Asian Garden Mall. There isn't much of a garden here, but this two-story complex is full of Vietnamese shops selling food, clothes, music, medicines, books and Buddhist artifacts. You'll also see lots of old South Vietnamese soldiers—sans sidearms—hanging out, with cigarettes dangling from their lips. When you're done shopping, relax with one of the many Vietnamese dessert drinks offered in the mall. If you're looking to explore what Little Saigon offers in one quick trip (and we don't recommend this), go here. 9039 Bolsa Ave.
Alerto's. The best 24-hour place in Westminster to eat greasy Mexican food. The portions are ridiculously huge, and nothing costs more than $6. Order the carne asada if you can handle a two-pound plate of savory seasoned beef with all the fixings. We usually stick with the breakfast burrito—nothing settles the stomach after a hard night of clubbing like a Frisbee-sized flour tortilla stuffed with eggs, chorizo, potatoes and cheese. 15681 Brookhurst St., (714) 775-9550.
Uyen thy Quan. This may be the best restaurant in Little Saigon at four in the morning. If you get lost in the menu, ask your server for help. This place is very accommodating. 9600 Bolsa, Ste. M, (714) 839-1166.
Mi La Cay. Mi (yellow rice noodles) are actually Chinese, but many Vietnamese places have incorporated them on the menu. Funny how 1,000 years of colonization can do that. Mi La Cay is continuously one of the most popular restaurants in the genre of mi cookery. Bring your appetite, and order a heaping bowl of Mi La Cay dac biet (the house special). This noodle soup is served with roasted chicken, fried shrimp and pork. 8924 Bolsa Ave., (714) 891-8775.
Kim Su. The coolest place to eat lunch—traditional Chinese, great dim sum (similar to hors d'oeuvres and usually consisting of a variety of dumplings, steamed dishes and desserts), but we usually go for the lunch specials like sweet and sour pork, broccoli beef, and kung pao chicken. We like this place for two reasons: (1) you can mix and share food so easily, and (2) we are cheap bastards, usually paying no more than $6 per person.

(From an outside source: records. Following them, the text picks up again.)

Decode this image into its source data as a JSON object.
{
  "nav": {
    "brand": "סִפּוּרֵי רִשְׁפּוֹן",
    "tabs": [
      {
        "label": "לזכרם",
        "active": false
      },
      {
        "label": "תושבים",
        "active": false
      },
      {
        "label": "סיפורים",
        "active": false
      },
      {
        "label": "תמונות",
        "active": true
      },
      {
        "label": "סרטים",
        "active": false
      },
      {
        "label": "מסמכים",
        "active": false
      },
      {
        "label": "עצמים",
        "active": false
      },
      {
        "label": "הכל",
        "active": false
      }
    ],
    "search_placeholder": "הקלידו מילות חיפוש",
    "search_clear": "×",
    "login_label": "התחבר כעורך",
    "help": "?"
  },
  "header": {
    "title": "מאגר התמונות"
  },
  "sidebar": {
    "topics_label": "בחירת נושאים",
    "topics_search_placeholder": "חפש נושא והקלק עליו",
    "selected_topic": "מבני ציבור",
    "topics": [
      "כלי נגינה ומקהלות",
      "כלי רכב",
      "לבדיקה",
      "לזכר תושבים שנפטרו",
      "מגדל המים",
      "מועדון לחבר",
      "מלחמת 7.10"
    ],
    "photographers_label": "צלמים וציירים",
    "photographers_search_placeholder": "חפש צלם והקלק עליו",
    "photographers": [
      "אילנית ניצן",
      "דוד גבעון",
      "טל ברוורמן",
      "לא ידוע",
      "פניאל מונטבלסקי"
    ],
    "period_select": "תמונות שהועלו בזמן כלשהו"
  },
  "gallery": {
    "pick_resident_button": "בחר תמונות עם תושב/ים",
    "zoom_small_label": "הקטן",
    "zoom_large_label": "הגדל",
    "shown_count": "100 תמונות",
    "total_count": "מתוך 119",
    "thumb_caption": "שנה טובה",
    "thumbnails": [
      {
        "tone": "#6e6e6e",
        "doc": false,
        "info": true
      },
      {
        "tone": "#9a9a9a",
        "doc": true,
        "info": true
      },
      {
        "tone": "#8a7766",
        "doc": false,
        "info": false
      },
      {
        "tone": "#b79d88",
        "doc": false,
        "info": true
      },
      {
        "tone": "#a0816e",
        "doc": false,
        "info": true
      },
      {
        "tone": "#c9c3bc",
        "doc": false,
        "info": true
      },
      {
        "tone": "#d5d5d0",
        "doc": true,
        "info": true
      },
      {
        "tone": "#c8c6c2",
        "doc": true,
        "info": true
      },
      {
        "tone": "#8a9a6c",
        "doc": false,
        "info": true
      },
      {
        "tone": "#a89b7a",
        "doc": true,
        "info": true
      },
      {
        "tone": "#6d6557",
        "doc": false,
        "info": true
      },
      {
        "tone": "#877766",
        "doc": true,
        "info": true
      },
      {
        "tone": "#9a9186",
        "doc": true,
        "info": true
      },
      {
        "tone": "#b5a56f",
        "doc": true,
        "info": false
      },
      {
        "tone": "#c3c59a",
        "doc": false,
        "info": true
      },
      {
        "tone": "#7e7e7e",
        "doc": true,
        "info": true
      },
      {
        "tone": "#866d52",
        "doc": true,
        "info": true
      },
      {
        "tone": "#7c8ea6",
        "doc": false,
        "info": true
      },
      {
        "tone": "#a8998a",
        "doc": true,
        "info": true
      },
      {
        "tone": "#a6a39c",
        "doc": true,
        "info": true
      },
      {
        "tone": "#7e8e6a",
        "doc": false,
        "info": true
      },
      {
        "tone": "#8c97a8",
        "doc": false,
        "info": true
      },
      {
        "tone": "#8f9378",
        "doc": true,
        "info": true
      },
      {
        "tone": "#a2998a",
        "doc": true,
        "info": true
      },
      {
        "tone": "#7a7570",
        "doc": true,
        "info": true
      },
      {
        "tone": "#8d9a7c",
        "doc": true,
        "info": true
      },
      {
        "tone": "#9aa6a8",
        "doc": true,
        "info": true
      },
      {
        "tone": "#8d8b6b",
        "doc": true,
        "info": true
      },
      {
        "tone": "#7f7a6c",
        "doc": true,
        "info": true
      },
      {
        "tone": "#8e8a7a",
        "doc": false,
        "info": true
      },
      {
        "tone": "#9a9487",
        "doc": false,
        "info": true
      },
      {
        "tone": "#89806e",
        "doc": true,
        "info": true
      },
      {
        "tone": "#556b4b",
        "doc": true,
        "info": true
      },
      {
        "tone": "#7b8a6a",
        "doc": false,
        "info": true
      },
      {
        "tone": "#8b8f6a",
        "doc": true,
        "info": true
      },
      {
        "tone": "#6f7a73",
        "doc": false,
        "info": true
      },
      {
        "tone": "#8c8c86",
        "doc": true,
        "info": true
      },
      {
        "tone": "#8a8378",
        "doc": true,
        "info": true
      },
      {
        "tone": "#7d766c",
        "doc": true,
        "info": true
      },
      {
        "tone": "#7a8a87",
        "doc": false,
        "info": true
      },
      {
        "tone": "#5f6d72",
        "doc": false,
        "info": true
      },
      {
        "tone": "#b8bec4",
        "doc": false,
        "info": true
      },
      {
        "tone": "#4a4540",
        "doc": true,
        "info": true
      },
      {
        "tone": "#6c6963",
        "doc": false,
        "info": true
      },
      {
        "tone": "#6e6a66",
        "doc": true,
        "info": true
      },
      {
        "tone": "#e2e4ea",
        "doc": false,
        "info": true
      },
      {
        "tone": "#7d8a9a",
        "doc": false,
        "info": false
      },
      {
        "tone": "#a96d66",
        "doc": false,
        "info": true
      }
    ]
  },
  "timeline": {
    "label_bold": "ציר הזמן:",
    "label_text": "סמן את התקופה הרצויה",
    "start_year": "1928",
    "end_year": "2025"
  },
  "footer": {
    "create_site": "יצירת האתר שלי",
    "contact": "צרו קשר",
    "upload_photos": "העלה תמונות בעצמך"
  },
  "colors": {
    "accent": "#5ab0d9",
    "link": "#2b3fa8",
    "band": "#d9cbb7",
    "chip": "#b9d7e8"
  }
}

But avoid this place at dinner, when the same plate will triple in cost but not size. 10526 Bolsa Ave., (714) 554-6261.